The College will recognize Oct. 11 as Indigenous Peoples’ Day for the first time in its 110 year history. The day’s festivities include a reading of the institution’s Indigenous Peoples’ Day proclamation, an Honor Song performed by Jeremy Wilson and Brian Kingfisher, and a traditional fall Dewe’igan feast.

The historic celebration is part of the College’s commitment to inclusive excellence and fostering strong relationships with regional tribal communities.

“Recognizing this important day positions us to have conversations, engage in community and honor the many contributions Indigenous people have made to our community,” said Dr. Amy Bergstrom, chief diversity officer.

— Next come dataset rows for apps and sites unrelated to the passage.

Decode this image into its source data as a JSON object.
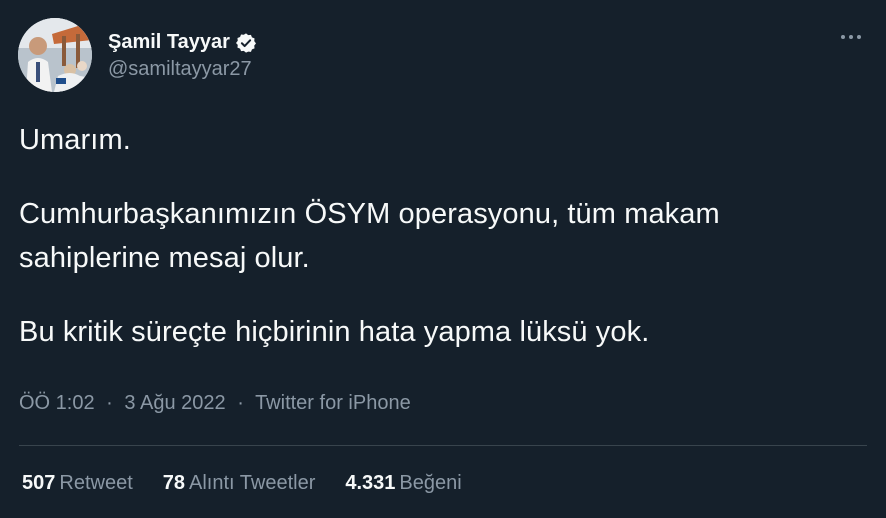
{
  "author": {
    "display_name": "Şamil Tayyar",
    "handle": "@samiltayyar27",
    "verified_icon": "verified-badge-icon",
    "avatar": "profile-photo"
  },
  "menu": {
    "icon": "more-horizontal-icon"
  },
  "tweet": {
    "paragraphs": [
      "Umarım.",
      "Cumhurbaşkanımızın ÖSYM operasyonu, tüm makam sahiplerine mesaj olur.",
      "Bu kritik süreçte hiçbirinin hata yapma lüksü yok."
    ],
    "time": "ÖÖ 1:02",
    "date": "3 Ağu 2022",
    "separator": "·",
    "source": "Twitter for iPhone"
  },
  "stats": {
    "retweets": {
      "count": "507",
      "label": "Retweet"
    },
    "quotes": {
      "count": "78",
      "label": "Alıntı Tweetler"
    },
    "likes": {
      "count": "4.331",
      "label": "Beğeni"
    }
  },
  "colors": {
    "background": "#15202b",
    "text": "#f7f9f9",
    "secondary": "#8b98a5",
    "divider": "#38444d"
  }
}
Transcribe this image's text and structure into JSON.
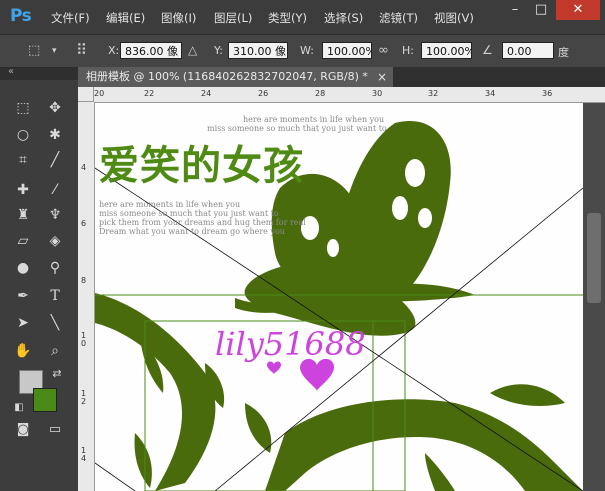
{
  "app": {
    "logo": "Ps"
  },
  "menu": [
    "文件(F)",
    "编辑(E)",
    "图像(I)",
    "图层(L)",
    "类型(Y)",
    "选择(S)",
    "滤镜(T)",
    "视图(V)"
  ],
  "window_controls": {
    "minimize": "–",
    "restore": "□",
    "close": "✕"
  },
  "options": {
    "x_label": "X:",
    "x_value": "836.00 像",
    "y_label": "Y:",
    "y_value": "310.00 像",
    "w_label": "W:",
    "w_value": "100.00%",
    "h_label": "H:",
    "h_value": "100.00%",
    "angle_value": "0.00",
    "angle_unit": "度"
  },
  "document": {
    "tab_title": "相册模板 @ 100% (116840262832702047, RGB/8) *",
    "close": "×"
  },
  "ruler": {
    "h_ticks": [
      "20",
      "22",
      "24",
      "26",
      "28",
      "30",
      "32",
      "34",
      "36"
    ],
    "v_ticks": [
      "4",
      "6",
      "8",
      "1\n0",
      "1\n2",
      "1\n4"
    ]
  },
  "canvas": {
    "title": "爱笑的女孩",
    "watermark": "lily51688",
    "small_lines_top": [
      "here are moments in life when you",
      "miss someone so much that you just want to"
    ],
    "small_lines_left": [
      "here are moments in life when you",
      "miss someone so much that you just want to",
      "pick them from your dreams and hug them for real",
      "Dream what you want to dream go where you"
    ]
  },
  "colors": {
    "foreground": "#c8c8c8",
    "background": "#4a8a16",
    "art_green": "#4a6b0c",
    "watermark": "#cc44dd"
  },
  "tools": [
    "marquee-icon",
    "move-icon",
    "lasso-icon",
    "magic-wand-icon",
    "crop-icon",
    "eyedropper-icon",
    "healing-icon",
    "brush-icon",
    "stamp-icon",
    "history-brush-icon",
    "eraser-icon",
    "paint-bucket-icon",
    "blur-icon",
    "dodge-icon",
    "pen-icon",
    "type-icon",
    "path-select-icon",
    "line-icon",
    "hand-icon",
    "zoom-icon"
  ]
}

Jennifer Niemi, director of Native Studies, compiled and distributed a resource list with articles, videos and podcasts so that members of the St. Scholastica community can learn more about Indigenous Peoples’ Day and its significance.

“It is our hope that people will pause and recognize the resilience of Indigenous people,” said Niemi. “We are not just a people of the past but have a thriving language, culture and ceremony that continues to sustain today and will continue to do so for generations to come.”

Members of the public are invited to live-stream the proclamation beginning at 9 a.m. via Zoom. The Dewe’igan feast begins at 5 p.m. in the Benedictine Commons and is free and open to all members of the St. Scholastica community.

St. Scholastica is a 109-year-old private, independent college founded in the Catholic Benedictine tradition. It is nationally recognized for quality and value. It has been named the top Minnesota college for economic mobility, and U.S. News & World Report includes it on its Best National Universities and Top Performers on Social Mobility lists. The College is ranked on Money magazine’s “Best Colleges for your Money” list, Princeton Review’s 2020 list of Best Midwestern Colleges, and Forbes’ Top Colleges list. The Center for First-Generation Student Success has named St. Scholastica one of the top 80 colleges in the country for commitment to first-generation students. Learn more at

Jeremy Wilson and son Jakob Wilson are accompanied by dancers Trish Staine, Miranda Pechaco, and Michelle Defoe as they sing an Anishinaabe healing song.